+++ Input for this task

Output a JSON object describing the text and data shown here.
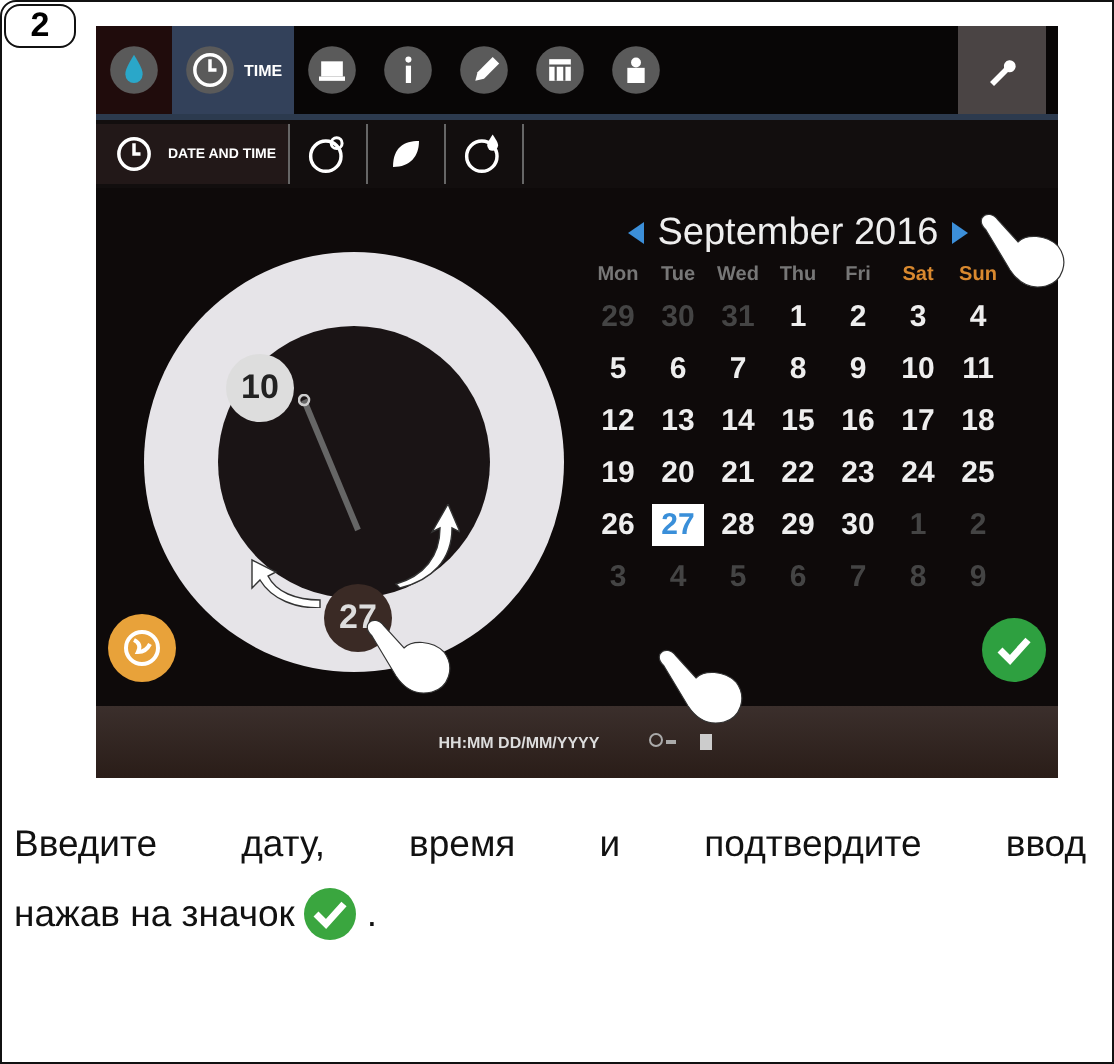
{
  "step_badge": "2",
  "toolbar": {
    "tabs": [
      {
        "selected": false
      },
      {
        "label": "TIME",
        "selected": true
      },
      {
        "selected": false
      },
      {
        "selected": false
      },
      {
        "selected": false
      },
      {
        "selected": false
      },
      {
        "selected": false
      }
    ]
  },
  "subtabs": [
    {
      "label": "DATE AND TIME",
      "selected": true
    },
    {
      "selected": false
    },
    {
      "selected": false
    },
    {
      "selected": false
    }
  ],
  "dial": {
    "hour": "10",
    "minute": "27"
  },
  "calendar": {
    "month": "September 2016",
    "weekdays": [
      {
        "label": "Mon",
        "weekend": false
      },
      {
        "label": "Tue",
        "weekend": false
      },
      {
        "label": "Wed",
        "weekend": false
      },
      {
        "label": "Thu",
        "weekend": false
      },
      {
        "label": "Fri",
        "weekend": false
      },
      {
        "label": "Sat",
        "weekend": true
      },
      {
        "label": "Sun",
        "weekend": true
      }
    ],
    "days": [
      {
        "label": "29",
        "muted": true,
        "selected": false
      },
      {
        "label": "30",
        "muted": true,
        "selected": false
      },
      {
        "label": "31",
        "muted": true,
        "selected": false
      },
      {
        "label": "1",
        "muted": false,
        "selected": false
      },
      {
        "label": "2",
        "muted": false,
        "selected": false
      },
      {
        "label": "3",
        "muted": false,
        "selected": false
      },
      {
        "label": "4",
        "muted": false,
        "selected": false
      },
      {
        "label": "5",
        "muted": false,
        "selected": false
      },
      {
        "label": "6",
        "muted": false,
        "selected": false
      },
      {
        "label": "7",
        "muted": false,
        "selected": false
      },
      {
        "label": "8",
        "muted": false,
        "selected": false
      },
      {
        "label": "9",
        "muted": false,
        "selected": false
      },
      {
        "label": "10",
        "muted": false,
        "selected": false
      },
      {
        "label": "11",
        "muted": false,
        "selected": false
      },
      {
        "label": "12",
        "muted": false,
        "selected": false
      },
      {
        "label": "13",
        "muted": false,
        "selected": false
      },
      {
        "label": "14",
        "muted": false,
        "selected": false
      },
      {
        "label": "15",
        "muted": false,
        "selected": false
      },
      {
        "label": "16",
        "muted": false,
        "selected": false
      },
      {
        "label": "17",
        "muted": false,
        "selected": false
      },
      {
        "label": "18",
        "muted": false,
        "selected": false
      },
      {
        "label": "19",
        "muted": false,
        "selected": false
      },
      {
        "label": "20",
        "muted": false,
        "selected": false
      },
      {
        "label": "21",
        "muted": false,
        "selected": false
      },
      {
        "label": "22",
        "muted": false,
        "selected": false
      },
      {
        "label": "23",
        "muted": false,
        "selected": false
      },
      {
        "label": "24",
        "muted": false,
        "selected": false
      },
      {
        "label": "25",
        "muted": false,
        "selected": false
      },
      {
        "label": "26",
        "muted": false,
        "selected": false
      },
      {
        "label": "27",
        "muted": false,
        "selected": true
      },
      {
        "label": "28",
        "muted": false,
        "selected": false
      },
      {
        "label": "29",
        "muted": false,
        "selected": false
      },
      {
        "label": "30",
        "muted": false,
        "selected": false
      },
      {
        "label": "1",
        "muted": true,
        "selected": false
      },
      {
        "label": "2",
        "muted": true,
        "selected": false
      },
      {
        "label": "3",
        "muted": true,
        "selected": false
      },
      {
        "label": "4",
        "muted": true,
        "selected": false
      },
      {
        "label": "5",
        "muted": true,
        "selected": false
      },
      {
        "label": "6",
        "muted": true,
        "selected": false
      },
      {
        "label": "7",
        "muted": true,
        "selected": false
      },
      {
        "label": "8",
        "muted": true,
        "selected": false
      },
      {
        "label": "9",
        "muted": true,
        "selected": false
      }
    ]
  },
  "status_bar": {
    "format": "HH:MM DD/MM/YYYY"
  },
  "instruction": {
    "lines": [
      "Введите дату, время и подтвердите ввод",
      "нажав на значок"
    ],
    "end": "."
  }
}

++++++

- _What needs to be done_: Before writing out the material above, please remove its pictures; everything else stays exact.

- _Reply to the task_:
Output a JSON object describing the text and data shown here.
{
  "step_badge": "2",
  "toolbar": {
    "tabs": [
      {
        "selected": false
      },
      {
        "label": "TIME",
        "selected": true
      },
      {
        "selected": false
      },
      {
        "selected": false
      },
      {
        "selected": false
      },
      {
        "selected": false
      },
      {
        "selected": false
      }
    ]
  },
  "subtabs": [
    {
      "label": "DATE AND TIME",
      "selected": true
    },
    {
      "selected": false
    },
    {
      "selected": false
    },
    {
      "selected": false
    }
  ],
  "dial": {
    "hour": "10",
    "minute": "27"
  },
  "calendar": {
    "month": "September 2016",
    "weekdays": [
      {
        "label": "Mon",
        "weekend": false
      },
      {
        "label": "Tue",
        "weekend": false
      },
      {
        "label": "Wed",
        "weekend": false
      },
      {
        "label": "Thu",
        "weekend": false
      },
      {
        "label": "Fri",
        "weekend": false
      },
      {
        "label": "Sat",
        "weekend": true
      },
      {
        "label": "Sun",
        "weekend": true
      }
    ],
    "days": [
      {
        "label": "29",
        "muted": true,
        "selected": false
      },
      {
        "label": "30",
        "muted": true,
        "selected": false
      },
      {
        "label": "31",
        "muted": true,
        "selected": false
      },
      {
        "label": "1",
        "muted": false,
        "selected": false
      },
      {
        "label": "2",
        "muted": false,
        "selected": false
      },
      {
        "label": "3",
        "muted": false,
        "selected": false
      },
      {
        "label": "4",
        "muted": false,
        "selected": false
      },
      {
        "label": "5",
        "muted": false,
        "selected": false
      },
      {
        "label": "6",
        "muted": false,
        "selected": false
      },
      {
        "label": "7",
        "muted": false,
        "selected": false
      },
      {
        "label": "8",
        "muted": false,
        "selected": false
      },
      {
        "label": "9",
        "muted": false,
        "selected": false
      },
      {
        "label": "10",
        "muted": false,
        "selected": false
      },
      {
        "label": "11",
        "muted": false,
        "selected": false
      },
      {
        "label": "12",
        "muted": false,
        "selected": false
      },
      {
        "label": "13",
        "muted": false,
        "selected": false
      },
      {
        "label": "14",
        "muted": false,
        "selected": false
      },
      {
        "label": "15",
        "muted": false,
        "selected": false
      },
      {
        "label": "16",
        "muted": false,
        "selected": false
      },
      {
        "label": "17",
        "muted": false,
        "selected": false
      },
      {
        "label": "18",
        "muted": false,
        "selected": false
      },
      {
        "label": "19",
        "muted": false,
        "selected": false
      },
      {
        "label": "20",
        "muted": false,
        "selected": false
      },
      {
        "label": "21",
        "muted": false,
        "selected": false
      },
      {
        "label": "22",
        "muted": false,
        "selected": false
      },
      {
        "label": "23",
        "muted": false,
        "selected": false
      },
      {
        "label": "24",
        "muted": false,
        "selected": false
      },
      {
        "label": "25",
        "muted": false,
        "selected": false
      },
      {
        "label": "26",
        "muted": false,
        "selected": false
      },
      {
        "label": "27",
        "muted": false,
        "selected": true
      },
      {
        "label": "28",
        "muted": false,
        "selected": false
      },
      {
        "label": "29",
        "muted": false,
        "selected": false
      },
      {
        "label": "30",
        "muted": false,
        "selected": false
      },
      {
        "label": "1",
        "muted": true,
        "selected": false
      },
      {
        "label": "2",
        "muted": true,
        "selected": false
      },
      {
        "label": "3",
        "muted": true,
        "selected": false
      },
      {
        "label": "4",
        "muted": true,
        "selected": false
      },
      {
        "label": "5",
        "muted": true,
        "selected": false
      },
      {
        "label": "6",
        "muted": true,
        "selected": false
      },
      {
        "label": "7",
        "muted": true,
        "selected": false
      },
      {
        "label": "8",
        "muted": true,
        "selected": false
      },
      {
        "label": "9",
        "muted": true,
        "selected": false
      }
    ]
  },
  "status_bar": {
    "format": "HH:MM DD/MM/YYYY"
  },
  "instruction": {
    "lines": [
      "Введите дату, время и подтвердите ввод",
      "нажав на значок"
    ],
    "end": "."
  }
}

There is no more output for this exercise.